The main action revolves around the emperor Constantino, Flavio Crispo, his son by his first wife, Elena, an English princess, who Crispo loves, Fausta who is Constantino’s present wife and who is in love with Crispo, Imilee who is the daughter of the East Franconian king, who is also in love with Crispo, Gilimero a military commander who is the friend and confidante of Crispo who is in love with Imilee, and Fausta’s brother Massiminiano, who is in love with Elena and is seeking to depose Constantino and become emperor himself. This, as can be imagined leads to various and complex scenarios.
The instrumental music certainly has the air of the Dresden Concerti at times, with the Sinfonia and Act 1 Ballo being more colourful than operas staged in Dresden at this time, and it is played superbly by Il Gusto Barocco. The singers are called upon to add colour to the text, something they do superbly with their characterful and nuanced performances, with Leandro Marziotte leading the way in the title role. From his first aria ‘Il dolce mio servaggio’ the quality of his voice shines forth, it is well-figured with beautiful voice and tone control, which is something he carries through until the end of the opera, with his Act 3 Duetto with Dana Marbach (Elena) ‘Questo sguardo’, being a particular highlight. Dana Marbach is equally beautiful as Crispo’s love interest and contributes greatly to this well-balanced partnership, whilst Tobias Hunger is extremely well cast as the villain of the piece, Massiminiano, as he adds the air of menace with ease (my only gripe being that in the libretto his name appears differently as Massenzio), with his contribution to Act 2 Scene 4 being magnificent. I could pick highlights for each of the soloists in this truly ensemble cast, with each of them making a significant contribution to the action and the story, but I will restrict myself to the tutti sections of the opera, here there seems to be a real affinity between the artists, with the culminating Act 3 Aria and Chorus ‘Di procelle, e d'ombra a scorno’, being a fine example of this.

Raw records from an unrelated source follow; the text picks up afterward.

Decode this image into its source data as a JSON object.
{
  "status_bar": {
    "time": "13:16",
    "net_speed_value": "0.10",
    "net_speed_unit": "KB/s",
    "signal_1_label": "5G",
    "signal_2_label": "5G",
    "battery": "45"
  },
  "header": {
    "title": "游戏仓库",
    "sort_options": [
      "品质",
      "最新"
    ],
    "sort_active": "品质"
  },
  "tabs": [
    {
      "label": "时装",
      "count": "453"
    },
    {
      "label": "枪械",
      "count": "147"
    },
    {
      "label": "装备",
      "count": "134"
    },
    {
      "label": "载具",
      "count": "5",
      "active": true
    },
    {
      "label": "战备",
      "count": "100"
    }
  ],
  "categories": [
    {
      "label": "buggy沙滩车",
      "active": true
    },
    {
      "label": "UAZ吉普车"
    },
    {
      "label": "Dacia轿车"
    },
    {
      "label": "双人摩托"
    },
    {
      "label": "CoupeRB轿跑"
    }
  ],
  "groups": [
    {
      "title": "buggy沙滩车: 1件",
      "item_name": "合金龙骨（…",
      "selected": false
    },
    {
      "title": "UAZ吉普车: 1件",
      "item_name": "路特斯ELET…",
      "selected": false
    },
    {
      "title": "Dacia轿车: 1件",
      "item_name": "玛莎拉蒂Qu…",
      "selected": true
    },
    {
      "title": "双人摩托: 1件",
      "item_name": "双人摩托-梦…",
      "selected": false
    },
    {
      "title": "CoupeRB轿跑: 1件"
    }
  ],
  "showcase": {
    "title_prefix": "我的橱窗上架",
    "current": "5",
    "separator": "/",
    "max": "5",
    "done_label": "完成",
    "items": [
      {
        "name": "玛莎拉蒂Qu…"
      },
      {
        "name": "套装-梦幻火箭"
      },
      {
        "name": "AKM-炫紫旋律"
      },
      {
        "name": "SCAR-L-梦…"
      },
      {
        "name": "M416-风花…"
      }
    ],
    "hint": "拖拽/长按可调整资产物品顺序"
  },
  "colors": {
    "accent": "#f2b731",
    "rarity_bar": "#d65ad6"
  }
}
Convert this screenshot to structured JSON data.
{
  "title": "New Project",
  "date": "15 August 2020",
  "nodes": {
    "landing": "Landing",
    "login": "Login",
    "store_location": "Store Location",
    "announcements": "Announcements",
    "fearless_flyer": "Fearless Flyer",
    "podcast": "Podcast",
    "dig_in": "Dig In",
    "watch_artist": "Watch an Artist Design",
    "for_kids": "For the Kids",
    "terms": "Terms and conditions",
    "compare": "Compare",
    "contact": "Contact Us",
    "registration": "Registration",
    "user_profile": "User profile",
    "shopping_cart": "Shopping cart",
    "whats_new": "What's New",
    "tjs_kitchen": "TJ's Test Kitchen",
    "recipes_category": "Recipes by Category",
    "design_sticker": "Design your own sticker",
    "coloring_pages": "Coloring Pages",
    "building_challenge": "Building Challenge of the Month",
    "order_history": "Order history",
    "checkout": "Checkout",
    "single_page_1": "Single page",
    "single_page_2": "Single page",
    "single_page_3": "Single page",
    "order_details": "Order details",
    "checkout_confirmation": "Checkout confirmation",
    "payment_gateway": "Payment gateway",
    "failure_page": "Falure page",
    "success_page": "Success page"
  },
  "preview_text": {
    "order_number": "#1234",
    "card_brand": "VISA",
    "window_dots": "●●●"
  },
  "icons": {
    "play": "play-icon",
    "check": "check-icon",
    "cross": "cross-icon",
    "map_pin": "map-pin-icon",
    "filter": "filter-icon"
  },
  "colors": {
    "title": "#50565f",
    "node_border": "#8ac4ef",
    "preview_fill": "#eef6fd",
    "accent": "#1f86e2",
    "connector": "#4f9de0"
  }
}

This production has been expertly edited, with parts of the original text being removed completely; however, the action flows well and there is no loss in the dramatic flow of the work. Rather, this is a wonderful production which deserves to do for Heinichen and his music what Goebel’s recording of the Dresden Concerti did back in 1993. It comes with a 104-page booklet that not only discusses the life of Heinichen, but also sets out the history behind the work and its controversial cancellation. A full and detailed synopsis is given along with the full libretto which details the cuts. The booklet text is in German and English with the libretto in the original Italian as well as German and English.
We are currently
offering in excess of 51,000 reviews
Founding Editor Rob Barnett Editor in Chief
John Quinn Seen & Heard Editor Emeritus Bill Kenny MusicWeb Webmaster
David Barker Postmaster
Jonathan Woolf MusicWeb Founder Len Mullenger